Lottie didn’t have a typical childhood. Growing up with her dad who lived with a medical condition that left him physically challenged meant that Lottie had to carry more of the caregiving duties because he wasn’t able. Everything in Lottie's life took a backseat to her dad's condition and needs, including school and her own social development. Eventually her dad’s condition worsened and he was moved into a full-time care facility. Without any family, Lottie was placed into foster care at the age of 14.
“There is a feeling I’ve been getting lately and I want to tell you about it. I don’t know what it’s called, but I think you will because I know you and you know everything.” Hannah abruptly interrupted our budgeting chat, which had grown a bit complicated. In all honesty, I think we both needed a little break from that business.
“The purpose of life is not to be happy. It is to be useful, to be honorable, to be compassionate, to have it make some difference that you have lived and lived well.” ~Ralph Waldo Emerson

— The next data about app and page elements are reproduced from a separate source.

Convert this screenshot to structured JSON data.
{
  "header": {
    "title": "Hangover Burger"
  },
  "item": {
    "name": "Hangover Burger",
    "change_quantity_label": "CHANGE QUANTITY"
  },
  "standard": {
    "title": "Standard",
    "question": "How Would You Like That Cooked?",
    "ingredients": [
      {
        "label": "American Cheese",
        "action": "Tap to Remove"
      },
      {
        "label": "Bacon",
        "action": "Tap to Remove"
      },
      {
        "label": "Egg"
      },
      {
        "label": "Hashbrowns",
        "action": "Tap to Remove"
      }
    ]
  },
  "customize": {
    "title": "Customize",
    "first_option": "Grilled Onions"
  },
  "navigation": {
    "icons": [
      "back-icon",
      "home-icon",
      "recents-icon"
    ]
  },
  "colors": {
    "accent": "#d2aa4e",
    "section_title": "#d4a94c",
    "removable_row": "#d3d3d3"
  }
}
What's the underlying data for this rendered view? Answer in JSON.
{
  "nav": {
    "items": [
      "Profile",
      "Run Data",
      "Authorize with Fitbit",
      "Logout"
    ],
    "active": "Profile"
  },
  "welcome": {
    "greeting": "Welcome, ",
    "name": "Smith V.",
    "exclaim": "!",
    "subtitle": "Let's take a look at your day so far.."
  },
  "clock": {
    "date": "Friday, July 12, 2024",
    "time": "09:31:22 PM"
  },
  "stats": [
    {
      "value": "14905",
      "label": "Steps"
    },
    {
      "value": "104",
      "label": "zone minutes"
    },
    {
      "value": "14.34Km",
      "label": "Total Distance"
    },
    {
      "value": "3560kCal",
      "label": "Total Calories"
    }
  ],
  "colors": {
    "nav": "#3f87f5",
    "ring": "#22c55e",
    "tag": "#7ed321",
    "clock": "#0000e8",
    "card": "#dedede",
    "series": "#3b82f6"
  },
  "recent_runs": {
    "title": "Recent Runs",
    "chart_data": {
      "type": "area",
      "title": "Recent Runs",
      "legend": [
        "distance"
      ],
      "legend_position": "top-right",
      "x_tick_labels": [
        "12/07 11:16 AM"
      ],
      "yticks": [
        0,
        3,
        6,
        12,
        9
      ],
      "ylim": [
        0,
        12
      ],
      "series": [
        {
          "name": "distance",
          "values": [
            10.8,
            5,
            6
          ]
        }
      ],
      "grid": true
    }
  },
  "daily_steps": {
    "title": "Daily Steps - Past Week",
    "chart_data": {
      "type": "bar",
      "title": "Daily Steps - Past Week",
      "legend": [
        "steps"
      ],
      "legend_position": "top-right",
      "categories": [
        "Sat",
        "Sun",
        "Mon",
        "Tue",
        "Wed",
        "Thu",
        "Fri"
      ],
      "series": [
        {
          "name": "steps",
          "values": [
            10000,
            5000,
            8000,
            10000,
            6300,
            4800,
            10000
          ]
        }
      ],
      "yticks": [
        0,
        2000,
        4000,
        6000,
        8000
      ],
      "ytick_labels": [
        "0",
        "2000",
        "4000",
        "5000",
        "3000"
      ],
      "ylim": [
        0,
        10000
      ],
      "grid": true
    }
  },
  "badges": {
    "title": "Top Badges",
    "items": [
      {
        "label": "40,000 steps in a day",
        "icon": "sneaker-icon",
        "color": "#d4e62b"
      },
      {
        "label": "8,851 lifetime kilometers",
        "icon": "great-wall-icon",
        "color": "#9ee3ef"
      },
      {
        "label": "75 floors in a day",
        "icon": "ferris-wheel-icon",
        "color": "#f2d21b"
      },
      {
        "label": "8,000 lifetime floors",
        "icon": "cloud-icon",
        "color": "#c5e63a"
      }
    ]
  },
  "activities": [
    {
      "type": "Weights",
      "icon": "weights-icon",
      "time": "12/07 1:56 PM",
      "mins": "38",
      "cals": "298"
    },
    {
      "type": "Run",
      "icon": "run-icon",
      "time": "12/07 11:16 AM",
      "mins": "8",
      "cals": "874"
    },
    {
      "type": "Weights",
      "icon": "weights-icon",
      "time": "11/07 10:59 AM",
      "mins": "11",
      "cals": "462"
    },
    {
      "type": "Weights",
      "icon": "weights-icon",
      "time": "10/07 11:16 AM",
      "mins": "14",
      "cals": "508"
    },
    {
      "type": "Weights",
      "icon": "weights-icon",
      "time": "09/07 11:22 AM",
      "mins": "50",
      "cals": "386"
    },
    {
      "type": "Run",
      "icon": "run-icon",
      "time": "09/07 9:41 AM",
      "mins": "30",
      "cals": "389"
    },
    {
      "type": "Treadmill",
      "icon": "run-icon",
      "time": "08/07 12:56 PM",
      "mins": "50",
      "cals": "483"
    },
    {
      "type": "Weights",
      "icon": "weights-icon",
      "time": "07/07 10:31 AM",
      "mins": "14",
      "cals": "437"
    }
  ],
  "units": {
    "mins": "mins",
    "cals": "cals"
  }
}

When I speak about the ‘Power of One,’ I am not referring to the book written by Bryce Courtenay or the movie based on it. I am referring to the profound impact one individual can make that can reverberate exponentially to the benefit of many. This is not some catchy philosophy; it is a fact of nature. When I plant one green bean seed I yield dozens of green bean pods which produce hundreds of seeds. So too, when one plants a seed of care, compassion, concern, hope or encouragement, the same potential for fruition exists.
There have been times in my life when I didn’t have toilet paper. I usually had a roof over my head (even if it was a carroof), but we didn’t always have finished floors. Did you know that the term “dirt poor” is an Americanism from the 1930s referring to someone living in a house that has a dirt floor? In the United States in the 1990s, I was dirt poor, fleeing from one terrifying temporary non-home to another. Being dirt poor is not just a third world condition, it’s not just a Great Depression Era throw-back, and it doesn’t exclude any race.
At 12, twins, Kyle and Nick, were very different. Kyle was quick to react—verbally and physically—without much regard for others. While Nick, painfully shy, often let Kyle do all the talking (and reacting) for him. The boys had been placed in Emergency Shelter Care when it was discovered that their parents were unable to provide them with a safe and stable home. In care, both boys displayed the trauma that they experienced through their behaviors--Kyle became more aggressive and Nick withdrew almost completely.
I’m sure we’ve all heard a lot of different words to describe foster parents and/or foster parenting. Hopefully phrases such as, “hearts of gold” and “selfless heroes” outnumber the negative and inaccurate sentiments that too often plague this noble and challenging life choice many (but not enough) make.
Sadly, some kids just get dealt a bad hand in life, through no fault of their own. Clay was one of those kids. He first ended up in foster care when his parents were arrested for using and selling drugs. At the time, Clay’s aunt and uncle stepped forward to give five year old Clay a home. But after many years with the family, Clay’s uncle was arrested for domestic violence and his aunt, severely traumatized, could no longer care for Clay. Now 15, Clay was again placed into foster care for his safety.